Americans pay nearly twice as much for healthcare as citizens of other developed countries, yet we aren’t twice as healthy and certainly don’t live twice as long. There are various causes for these high costs, but one trait they share is they’re at least partially caused by how we’ve traditionally paid for healthcare in this country: fee-for-service (FFS). Under this model, the only financial risk to the provider is to perform enough services to cover fixed costs. However, in all instances, more services are better, whether warranted or not. Not only does this lead to high costs; many argue it discourages quality care which would keep patients healthy and out of the hospital.
Skeptics argue that FFS promotes competition and works well in most other industries. However, the lack of cost and quality transparency in healthcare leads to misaligned incentives between primary stakeholders: hospitals, payers, and patients.
This was the impetus for the Affordable Care Act (ACA), which was the government’s answer to reduce costs by financially incentivizing value, rather than volume of services.

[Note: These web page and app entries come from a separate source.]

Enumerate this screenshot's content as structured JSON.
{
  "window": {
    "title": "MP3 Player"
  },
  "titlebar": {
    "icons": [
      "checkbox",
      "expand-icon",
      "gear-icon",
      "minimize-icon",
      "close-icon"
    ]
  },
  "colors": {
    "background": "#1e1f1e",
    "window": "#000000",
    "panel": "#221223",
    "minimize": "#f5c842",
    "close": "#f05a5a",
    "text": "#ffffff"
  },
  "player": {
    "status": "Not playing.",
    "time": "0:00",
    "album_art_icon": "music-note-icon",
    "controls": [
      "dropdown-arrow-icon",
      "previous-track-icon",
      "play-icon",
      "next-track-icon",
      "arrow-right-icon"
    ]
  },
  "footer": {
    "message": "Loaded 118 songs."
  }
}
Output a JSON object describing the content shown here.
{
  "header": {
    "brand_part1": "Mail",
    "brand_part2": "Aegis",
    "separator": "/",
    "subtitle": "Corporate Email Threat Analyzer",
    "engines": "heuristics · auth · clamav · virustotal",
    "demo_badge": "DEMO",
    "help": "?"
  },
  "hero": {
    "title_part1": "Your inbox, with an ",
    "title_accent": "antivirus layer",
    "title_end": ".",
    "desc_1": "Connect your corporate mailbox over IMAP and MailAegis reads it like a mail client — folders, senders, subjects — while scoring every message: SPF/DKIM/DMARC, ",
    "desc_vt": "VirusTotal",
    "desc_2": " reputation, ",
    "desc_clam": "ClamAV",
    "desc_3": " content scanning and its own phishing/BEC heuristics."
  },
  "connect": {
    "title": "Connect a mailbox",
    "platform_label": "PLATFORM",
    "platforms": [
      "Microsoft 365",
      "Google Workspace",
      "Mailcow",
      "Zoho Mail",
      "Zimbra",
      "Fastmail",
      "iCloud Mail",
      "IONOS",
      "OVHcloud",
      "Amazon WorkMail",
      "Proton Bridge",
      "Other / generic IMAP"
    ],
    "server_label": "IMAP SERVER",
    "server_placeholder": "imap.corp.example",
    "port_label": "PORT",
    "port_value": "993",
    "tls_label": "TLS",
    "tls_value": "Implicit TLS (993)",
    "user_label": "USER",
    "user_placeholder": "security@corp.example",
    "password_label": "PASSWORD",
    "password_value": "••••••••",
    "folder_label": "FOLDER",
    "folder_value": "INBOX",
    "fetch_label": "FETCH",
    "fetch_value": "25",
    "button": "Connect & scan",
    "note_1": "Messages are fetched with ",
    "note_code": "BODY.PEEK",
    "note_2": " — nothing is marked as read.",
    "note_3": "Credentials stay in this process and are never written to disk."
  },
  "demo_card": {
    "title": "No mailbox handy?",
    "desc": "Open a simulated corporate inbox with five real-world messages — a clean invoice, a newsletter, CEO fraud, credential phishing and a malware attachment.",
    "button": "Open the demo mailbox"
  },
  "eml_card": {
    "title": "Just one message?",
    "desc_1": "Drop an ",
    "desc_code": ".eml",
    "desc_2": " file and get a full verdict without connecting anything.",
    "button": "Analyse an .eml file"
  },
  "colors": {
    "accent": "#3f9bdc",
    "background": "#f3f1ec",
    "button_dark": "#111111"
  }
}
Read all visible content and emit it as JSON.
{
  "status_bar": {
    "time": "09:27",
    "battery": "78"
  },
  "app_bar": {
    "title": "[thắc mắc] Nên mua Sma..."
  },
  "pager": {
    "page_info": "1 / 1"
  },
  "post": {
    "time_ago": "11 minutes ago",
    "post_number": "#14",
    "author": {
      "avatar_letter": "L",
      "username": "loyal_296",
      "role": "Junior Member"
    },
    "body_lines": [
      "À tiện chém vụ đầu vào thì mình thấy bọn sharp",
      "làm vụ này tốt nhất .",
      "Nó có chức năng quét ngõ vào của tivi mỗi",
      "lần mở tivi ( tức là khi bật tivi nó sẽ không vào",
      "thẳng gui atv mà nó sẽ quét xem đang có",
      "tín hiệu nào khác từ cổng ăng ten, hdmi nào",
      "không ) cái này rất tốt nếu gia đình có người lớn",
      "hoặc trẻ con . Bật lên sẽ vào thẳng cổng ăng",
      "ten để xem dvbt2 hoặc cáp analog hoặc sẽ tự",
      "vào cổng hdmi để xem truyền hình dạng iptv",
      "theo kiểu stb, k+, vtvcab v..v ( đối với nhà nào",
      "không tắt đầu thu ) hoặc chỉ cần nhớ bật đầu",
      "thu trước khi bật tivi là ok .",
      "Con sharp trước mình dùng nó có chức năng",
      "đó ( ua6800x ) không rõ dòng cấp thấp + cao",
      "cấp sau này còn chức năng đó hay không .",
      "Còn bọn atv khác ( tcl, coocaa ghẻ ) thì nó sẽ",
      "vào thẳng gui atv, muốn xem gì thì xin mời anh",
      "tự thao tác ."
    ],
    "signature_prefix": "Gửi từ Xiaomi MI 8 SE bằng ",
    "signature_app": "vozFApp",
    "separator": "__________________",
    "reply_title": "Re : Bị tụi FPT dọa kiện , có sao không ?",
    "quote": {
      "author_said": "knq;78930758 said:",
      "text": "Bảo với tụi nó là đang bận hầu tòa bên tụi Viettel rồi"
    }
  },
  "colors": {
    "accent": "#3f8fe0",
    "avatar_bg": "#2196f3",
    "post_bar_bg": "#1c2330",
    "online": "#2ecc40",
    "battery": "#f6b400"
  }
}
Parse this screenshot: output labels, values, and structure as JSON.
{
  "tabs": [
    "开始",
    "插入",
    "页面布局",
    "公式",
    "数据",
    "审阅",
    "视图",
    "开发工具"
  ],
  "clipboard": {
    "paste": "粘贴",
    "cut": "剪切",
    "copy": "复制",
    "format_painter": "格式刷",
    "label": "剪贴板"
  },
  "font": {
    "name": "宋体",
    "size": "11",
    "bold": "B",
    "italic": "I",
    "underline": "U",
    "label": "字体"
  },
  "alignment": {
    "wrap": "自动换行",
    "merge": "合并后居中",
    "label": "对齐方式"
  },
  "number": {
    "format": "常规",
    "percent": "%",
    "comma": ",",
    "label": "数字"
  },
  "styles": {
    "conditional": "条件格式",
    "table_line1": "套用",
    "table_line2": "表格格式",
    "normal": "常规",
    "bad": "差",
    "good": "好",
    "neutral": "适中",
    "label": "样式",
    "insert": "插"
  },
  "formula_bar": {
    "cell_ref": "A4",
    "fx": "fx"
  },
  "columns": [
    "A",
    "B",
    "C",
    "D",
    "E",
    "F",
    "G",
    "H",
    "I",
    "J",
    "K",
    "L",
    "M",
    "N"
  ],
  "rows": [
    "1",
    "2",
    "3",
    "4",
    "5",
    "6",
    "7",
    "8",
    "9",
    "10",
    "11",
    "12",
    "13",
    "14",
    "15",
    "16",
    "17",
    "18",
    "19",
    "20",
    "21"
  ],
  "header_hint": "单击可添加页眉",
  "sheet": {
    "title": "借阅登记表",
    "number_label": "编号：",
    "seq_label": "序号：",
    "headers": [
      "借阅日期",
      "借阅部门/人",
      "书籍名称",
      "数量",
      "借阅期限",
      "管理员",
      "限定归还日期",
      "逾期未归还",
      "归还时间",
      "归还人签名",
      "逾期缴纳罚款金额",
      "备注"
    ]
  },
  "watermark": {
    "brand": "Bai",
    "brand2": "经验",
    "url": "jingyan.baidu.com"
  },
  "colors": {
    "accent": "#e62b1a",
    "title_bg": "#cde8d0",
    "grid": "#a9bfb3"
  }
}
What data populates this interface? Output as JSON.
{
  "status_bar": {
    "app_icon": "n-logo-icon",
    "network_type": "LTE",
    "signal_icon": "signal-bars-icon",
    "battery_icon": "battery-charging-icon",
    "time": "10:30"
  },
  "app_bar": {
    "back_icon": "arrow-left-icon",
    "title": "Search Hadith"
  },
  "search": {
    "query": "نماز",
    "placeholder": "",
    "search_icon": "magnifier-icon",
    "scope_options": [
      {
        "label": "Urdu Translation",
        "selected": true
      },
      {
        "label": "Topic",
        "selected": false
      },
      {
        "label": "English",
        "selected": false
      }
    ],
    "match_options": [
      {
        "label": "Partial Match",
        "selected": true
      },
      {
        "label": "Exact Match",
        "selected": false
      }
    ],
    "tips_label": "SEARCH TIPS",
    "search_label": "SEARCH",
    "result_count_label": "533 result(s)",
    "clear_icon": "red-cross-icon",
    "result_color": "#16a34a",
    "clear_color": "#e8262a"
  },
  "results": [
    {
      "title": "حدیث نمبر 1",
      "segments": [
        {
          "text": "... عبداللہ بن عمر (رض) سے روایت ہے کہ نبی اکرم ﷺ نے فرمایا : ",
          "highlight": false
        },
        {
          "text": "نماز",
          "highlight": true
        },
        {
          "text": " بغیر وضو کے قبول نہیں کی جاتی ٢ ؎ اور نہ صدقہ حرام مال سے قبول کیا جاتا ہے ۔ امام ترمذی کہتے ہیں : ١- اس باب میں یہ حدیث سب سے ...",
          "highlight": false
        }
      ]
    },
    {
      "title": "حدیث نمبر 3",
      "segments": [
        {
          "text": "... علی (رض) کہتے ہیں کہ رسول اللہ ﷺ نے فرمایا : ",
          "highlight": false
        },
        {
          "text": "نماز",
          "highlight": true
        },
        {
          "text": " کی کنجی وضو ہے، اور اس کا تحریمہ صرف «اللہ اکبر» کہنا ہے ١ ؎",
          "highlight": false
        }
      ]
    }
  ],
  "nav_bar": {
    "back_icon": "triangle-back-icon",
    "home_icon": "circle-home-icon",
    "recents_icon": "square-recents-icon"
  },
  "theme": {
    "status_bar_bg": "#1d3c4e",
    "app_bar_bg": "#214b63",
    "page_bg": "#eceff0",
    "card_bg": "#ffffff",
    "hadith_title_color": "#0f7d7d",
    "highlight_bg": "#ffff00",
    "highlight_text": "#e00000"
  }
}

Much of this was overshadowed by the highly politicized mandates to increase insurance access. Nevertheless, one belief that continues to receive strong bipartisan support is the need to reduce healthcare costs through holding hospitals financially responsible for the health of their patient population. Whether value-based reimbursement (VBR) is the next failed attempt at lowering healthcare costs remains to be seen, but we know it has strong support from key stakeholders and drives a substantial and growing share of healthcare.
As we continue on this transition from FFS to VBR, hospitals must be open to change and appreciate that each will have its own path to success. As leaders in radiology, we must understand our role in this bigger picture in order to participate in decision-making and ensure the success of our departments and hospitals.
Studies have proven radiology’s impact on population health through longer life expectancy and declines in mortality, as well as reducing costs through fewer readmissions and shorter lengths of stay. Nevertheless, radiology has been used as a scapegoat for high healthcare costs due to utilization rates and exam costs which far exceed those of comparable countries.
Radiology has historically been looked at as a key revenue driver for hospitals. Thus, leaders have been judged largely on revenue growth, primarily as a result of increased volume. While much of our value will still be in maximizing revenue, the formula for doing so will change.
Instead of acquiring the latest scanner to attract more patients and physicians, our job might be to convince them it isn’t likely to improve outcomes or population health to a degree that justifies the cost. In the past, excessive or unnecessary exams meant more revenue and job security for us all. Going forward, performing tests unlikely to improve health will only shrink profit margins and lead to cutbacks.
In my session at the 2018 Annual Meeting, “Volume- to Value-Based Reimbursement: Impact on Hospitals and Radiology,” we will explore strategies for hospitals and radiology departments to succeed in this value-based environment. I will also be presenting this session as a webinar on May 24 (free for AHRA members!).
Jordan Hermiller, MHA, CPHQ, RT(R)(QM) is a senior radiology advisor at Select Specialty Hospital in Columbus, OH. He can be reached at email@example.com.